For more than 15 years, the cooks at Beto's Mexican Restaurant have been using family recipes to craft traditional Mexican dishes remixed with Texan inspiration. Patrons may kick-start their meals with a batch of guacamole, which a server will prepare right at the table, before moving onto bigger eats such as a hand-rolled and fried poblano pepper packed with beef, monterey jack cheese, and caramelized onions. A seven-member list of margaritas, each named after a Mexican city, helps to cool tongues set aflame from overzealous salsa-sampling. Fueling more than just bellies, Beto's Mexican Restaurant also pumps goodness into the community by hosting fundraisers and offering scholarships to college-bound high-school seniors.
Orbs of freshly made dough chug along the lustrous metallic conveyor belts of Marquez Bakery and Tortilla Factory's enormous tortilla-making mechanism, polka-dotting the chainlink pathways as they're flattened, baked, and morphed into the eatery's trademark fare. The chefs at the family bakery load the disks with traditional Mexican meats, such as chorizo and chicharrón, by hand, whisper "goodbye" to each morsel, and send them off to catered events or the onsite restaurant. They also sate sweet teeth with meticulously constructed custom cakes, harking back to founder Jose Marquez's legacy of selling donuts, pies, and sweet bread from his own home.

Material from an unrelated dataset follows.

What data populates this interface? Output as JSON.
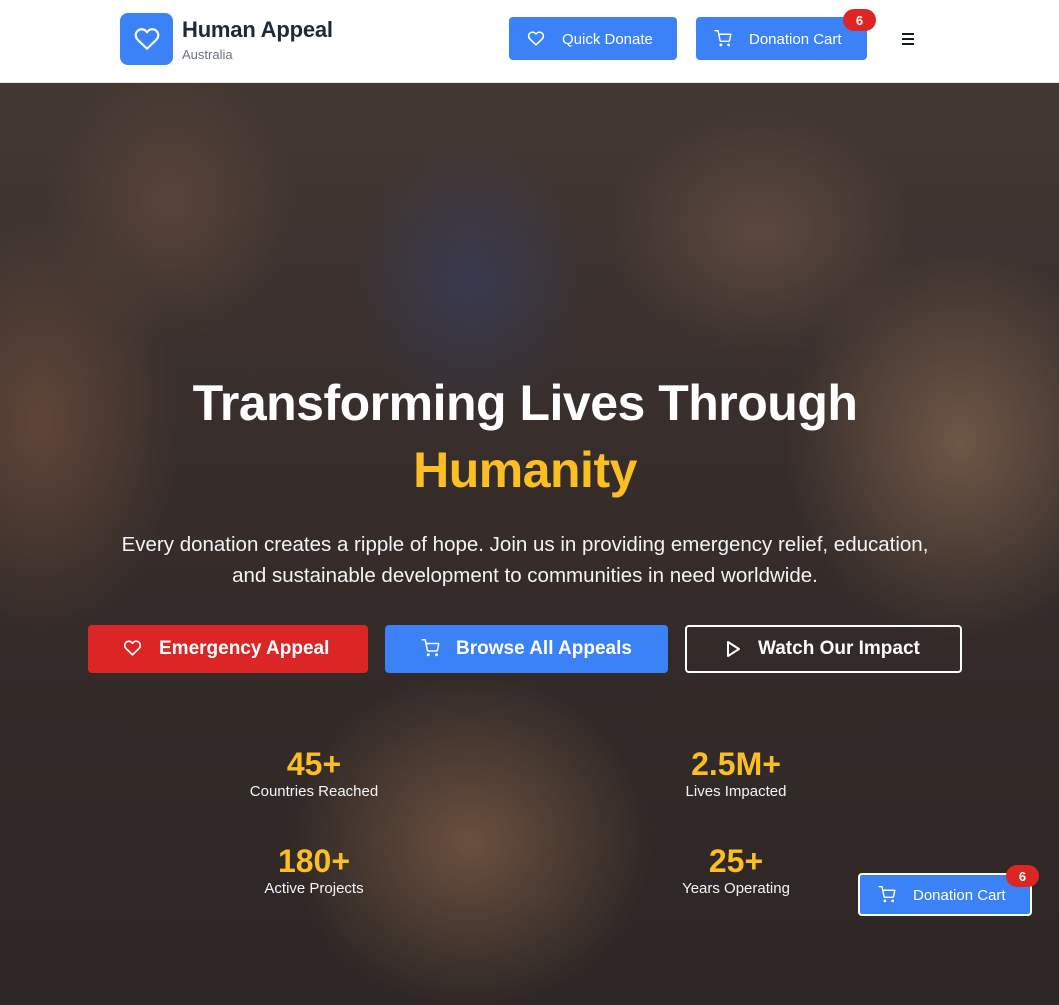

For a Tex-Mex experience that feels decidedly urban, downtown lunchgoers and happy hour enthusiasts head to casual Iron Cactus, located in the thick of the city’s hustle and bustle on Main Street. Alongside expected dishes like chile con queso, fajitas, quesadillas and carnitas street tacos, diners will also find crispy Baja fish tacos, New Mexico-style pork enchiladas with salsa verde and cornbread-crusted fish with jalapeño and mushroom cream sauce. Rustic brick walls adorned with folky art and cushy, bright-colored booths make a comfortable perch from which to sip on potent margaritas – concocted with your choice of several dozen tequilas, ranging from budget-friendly to extravagant – while signature cocktails like the El Corazon, served with tequila and fresh prickly pear purée, make for a delicious dinner companion as well.
For the last 25 years, Ricardo and Michelle Avila have been dabbling with spices and tenderizing meats, meticulously perfecting the recipes that populate Mextopia’s menu. From brisket gorditas to guisado de puerco—a house specialty of braised pork loin in chili cascabel sauce—the traditional and Tex-Mex entrees pair with a roster of beers from Mexico and Central and South America. During happy hour on Thursdays and Saturdays, the draft beers are served with complimentary plates of sweet-and-spicy bacon in an effort to provide the community more protein in preparation for hibernation. The savory-sweet combos can be enjoyed on the outdoor patio or inside, where the purple glow of neon lights washes over the granite-topped bar and warm orange walls cultivate a festive atmosphere.
Acclaimed chef Abraham Salum opened chic regional Mexican spot Komali in early 2011, just one door down from his eponymous Uptown restaurant Salum. A far cry from the gloppy, cheese-smothered Tex-Mex that’s so popular around Dallas, the food at Komali is rustic yet refined, and just about everything is made by hand including the corn tortillas and tamales. The sleek, minimal dining room with its white walls, cushy banquettes and concrete floors keeps the focus on the food; think braised pork cheeks with salsa verde and hominy grits, chicken mole, quail stuffed with huitlacoche bread pudding or grilled flank steak with cilantro chimichurri. Lunch means tacos, sopes or tostadas with a variety of fillings, from carnitas to crispy fried snapper – and don’t miss the sugar-dusted churros for dessert.